Start of GIVEN DATA

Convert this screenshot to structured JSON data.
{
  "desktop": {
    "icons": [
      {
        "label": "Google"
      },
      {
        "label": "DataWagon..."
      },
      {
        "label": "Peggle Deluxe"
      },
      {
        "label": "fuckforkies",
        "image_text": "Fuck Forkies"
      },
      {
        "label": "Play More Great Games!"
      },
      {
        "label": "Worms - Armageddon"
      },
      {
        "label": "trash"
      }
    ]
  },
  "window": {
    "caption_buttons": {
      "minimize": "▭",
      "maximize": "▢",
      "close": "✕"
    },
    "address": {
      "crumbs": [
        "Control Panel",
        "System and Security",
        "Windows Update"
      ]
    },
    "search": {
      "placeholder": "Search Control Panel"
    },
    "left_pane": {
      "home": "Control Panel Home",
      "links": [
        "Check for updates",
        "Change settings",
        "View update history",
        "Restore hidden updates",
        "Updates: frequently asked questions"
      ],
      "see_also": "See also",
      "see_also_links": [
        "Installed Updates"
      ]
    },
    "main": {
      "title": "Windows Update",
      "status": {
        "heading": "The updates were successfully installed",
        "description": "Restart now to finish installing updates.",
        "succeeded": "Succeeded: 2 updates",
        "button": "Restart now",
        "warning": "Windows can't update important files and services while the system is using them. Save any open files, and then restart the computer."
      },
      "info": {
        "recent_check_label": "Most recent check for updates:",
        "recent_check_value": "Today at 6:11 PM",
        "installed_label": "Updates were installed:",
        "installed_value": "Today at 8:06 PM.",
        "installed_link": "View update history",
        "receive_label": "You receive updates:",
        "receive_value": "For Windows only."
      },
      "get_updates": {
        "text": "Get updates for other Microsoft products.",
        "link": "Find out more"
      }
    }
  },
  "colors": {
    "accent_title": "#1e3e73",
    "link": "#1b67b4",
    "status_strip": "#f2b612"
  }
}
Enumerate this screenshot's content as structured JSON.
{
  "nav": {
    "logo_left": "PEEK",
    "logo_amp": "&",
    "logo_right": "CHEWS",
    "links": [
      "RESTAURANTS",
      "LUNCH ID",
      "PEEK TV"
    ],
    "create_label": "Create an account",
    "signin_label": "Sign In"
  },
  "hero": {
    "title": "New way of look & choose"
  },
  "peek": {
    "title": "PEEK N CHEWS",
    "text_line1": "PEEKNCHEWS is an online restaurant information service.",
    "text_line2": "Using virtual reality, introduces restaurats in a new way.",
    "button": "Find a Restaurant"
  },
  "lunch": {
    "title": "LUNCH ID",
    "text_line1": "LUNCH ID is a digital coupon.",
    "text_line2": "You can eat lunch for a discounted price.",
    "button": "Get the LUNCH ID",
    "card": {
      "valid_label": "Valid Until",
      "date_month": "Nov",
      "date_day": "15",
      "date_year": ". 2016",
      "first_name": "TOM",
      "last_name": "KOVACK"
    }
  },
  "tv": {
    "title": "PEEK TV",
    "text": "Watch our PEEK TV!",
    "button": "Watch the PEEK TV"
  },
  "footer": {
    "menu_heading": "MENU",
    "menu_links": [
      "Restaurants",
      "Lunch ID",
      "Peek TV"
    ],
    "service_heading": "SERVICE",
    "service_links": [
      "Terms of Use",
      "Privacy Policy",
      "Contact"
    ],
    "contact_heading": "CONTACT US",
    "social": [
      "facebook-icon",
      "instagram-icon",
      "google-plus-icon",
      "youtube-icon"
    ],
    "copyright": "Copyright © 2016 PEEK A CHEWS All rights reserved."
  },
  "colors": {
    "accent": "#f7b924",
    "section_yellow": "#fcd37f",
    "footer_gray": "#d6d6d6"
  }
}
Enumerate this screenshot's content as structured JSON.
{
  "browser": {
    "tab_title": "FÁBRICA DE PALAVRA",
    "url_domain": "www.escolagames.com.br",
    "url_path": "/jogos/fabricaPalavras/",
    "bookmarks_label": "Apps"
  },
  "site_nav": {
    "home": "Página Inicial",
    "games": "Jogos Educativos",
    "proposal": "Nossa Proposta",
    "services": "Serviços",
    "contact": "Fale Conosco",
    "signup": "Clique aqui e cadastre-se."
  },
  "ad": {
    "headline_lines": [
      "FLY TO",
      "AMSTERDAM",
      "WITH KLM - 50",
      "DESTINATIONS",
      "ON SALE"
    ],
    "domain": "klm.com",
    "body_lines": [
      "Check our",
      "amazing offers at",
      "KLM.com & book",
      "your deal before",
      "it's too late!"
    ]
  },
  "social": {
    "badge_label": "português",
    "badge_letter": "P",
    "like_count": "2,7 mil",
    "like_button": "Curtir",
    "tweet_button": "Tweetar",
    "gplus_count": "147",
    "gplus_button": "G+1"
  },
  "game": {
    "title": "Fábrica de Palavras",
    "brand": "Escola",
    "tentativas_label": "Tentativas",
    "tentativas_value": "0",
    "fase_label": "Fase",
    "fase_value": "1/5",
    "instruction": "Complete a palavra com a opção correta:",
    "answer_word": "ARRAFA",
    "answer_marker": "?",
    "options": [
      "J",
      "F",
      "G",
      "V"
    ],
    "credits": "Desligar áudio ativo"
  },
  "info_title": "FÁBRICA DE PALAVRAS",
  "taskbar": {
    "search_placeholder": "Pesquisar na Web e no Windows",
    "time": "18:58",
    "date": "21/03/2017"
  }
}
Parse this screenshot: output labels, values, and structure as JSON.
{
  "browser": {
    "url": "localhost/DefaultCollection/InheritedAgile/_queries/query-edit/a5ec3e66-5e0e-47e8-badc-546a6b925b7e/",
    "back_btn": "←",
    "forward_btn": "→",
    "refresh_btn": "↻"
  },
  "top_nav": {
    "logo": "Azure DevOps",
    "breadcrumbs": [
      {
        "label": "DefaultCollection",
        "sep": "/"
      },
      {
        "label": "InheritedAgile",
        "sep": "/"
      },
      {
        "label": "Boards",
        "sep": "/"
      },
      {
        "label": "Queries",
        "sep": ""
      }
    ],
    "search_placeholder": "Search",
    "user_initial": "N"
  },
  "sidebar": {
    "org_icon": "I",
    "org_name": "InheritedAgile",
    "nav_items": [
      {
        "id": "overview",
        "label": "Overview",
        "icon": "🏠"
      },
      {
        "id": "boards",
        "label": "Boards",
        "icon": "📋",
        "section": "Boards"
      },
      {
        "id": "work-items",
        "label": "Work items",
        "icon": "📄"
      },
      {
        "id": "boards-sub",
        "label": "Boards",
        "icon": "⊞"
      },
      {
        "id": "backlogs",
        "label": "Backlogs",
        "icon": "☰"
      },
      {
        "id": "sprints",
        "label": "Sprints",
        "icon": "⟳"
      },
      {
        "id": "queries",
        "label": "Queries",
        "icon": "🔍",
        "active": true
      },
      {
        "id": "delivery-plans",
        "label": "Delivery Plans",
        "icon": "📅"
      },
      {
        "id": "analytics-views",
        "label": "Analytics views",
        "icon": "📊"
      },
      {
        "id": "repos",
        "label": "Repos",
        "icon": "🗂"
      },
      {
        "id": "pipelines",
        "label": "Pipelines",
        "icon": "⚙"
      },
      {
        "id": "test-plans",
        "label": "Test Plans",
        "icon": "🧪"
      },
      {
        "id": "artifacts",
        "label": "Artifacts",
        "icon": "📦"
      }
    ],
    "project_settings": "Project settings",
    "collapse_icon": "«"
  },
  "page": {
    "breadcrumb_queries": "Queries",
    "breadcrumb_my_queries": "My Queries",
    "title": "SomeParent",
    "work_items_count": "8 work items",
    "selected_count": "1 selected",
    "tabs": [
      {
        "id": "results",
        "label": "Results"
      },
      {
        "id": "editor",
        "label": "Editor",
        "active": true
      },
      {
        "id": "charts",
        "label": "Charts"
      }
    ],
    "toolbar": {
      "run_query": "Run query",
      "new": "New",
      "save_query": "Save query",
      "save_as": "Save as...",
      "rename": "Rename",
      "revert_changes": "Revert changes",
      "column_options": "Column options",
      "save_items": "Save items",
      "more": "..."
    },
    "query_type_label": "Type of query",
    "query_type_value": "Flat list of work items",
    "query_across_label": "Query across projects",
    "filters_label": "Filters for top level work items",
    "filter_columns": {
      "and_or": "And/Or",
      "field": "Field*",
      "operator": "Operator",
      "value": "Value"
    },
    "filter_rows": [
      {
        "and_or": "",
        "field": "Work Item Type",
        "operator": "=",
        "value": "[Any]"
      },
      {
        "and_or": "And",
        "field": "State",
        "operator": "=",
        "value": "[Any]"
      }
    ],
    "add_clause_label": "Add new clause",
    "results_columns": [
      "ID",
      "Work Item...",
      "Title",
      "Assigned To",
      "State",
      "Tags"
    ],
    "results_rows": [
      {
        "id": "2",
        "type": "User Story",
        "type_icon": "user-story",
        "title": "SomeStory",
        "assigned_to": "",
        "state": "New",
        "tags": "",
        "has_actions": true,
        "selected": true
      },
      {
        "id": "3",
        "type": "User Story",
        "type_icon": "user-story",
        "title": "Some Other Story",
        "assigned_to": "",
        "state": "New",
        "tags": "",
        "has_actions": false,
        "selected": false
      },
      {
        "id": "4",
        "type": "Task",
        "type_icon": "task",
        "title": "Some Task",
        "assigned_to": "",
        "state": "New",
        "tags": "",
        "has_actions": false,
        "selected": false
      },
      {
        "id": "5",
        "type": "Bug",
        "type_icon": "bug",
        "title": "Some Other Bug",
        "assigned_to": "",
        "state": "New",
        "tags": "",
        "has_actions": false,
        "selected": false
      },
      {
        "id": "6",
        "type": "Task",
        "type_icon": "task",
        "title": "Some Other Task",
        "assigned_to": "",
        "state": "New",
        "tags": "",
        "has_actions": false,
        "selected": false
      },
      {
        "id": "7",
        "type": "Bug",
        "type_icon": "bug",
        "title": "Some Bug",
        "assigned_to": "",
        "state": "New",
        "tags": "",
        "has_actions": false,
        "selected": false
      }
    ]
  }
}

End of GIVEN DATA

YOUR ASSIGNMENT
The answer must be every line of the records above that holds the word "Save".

OUTPUT OF THE TASK
        "warning": "Windows can't update important files and services while the system is using them. Save any open files, and then restart the computer."
      "save_query": "Save query",
      "save_as": "Save as...",
      "save_items": "Save items",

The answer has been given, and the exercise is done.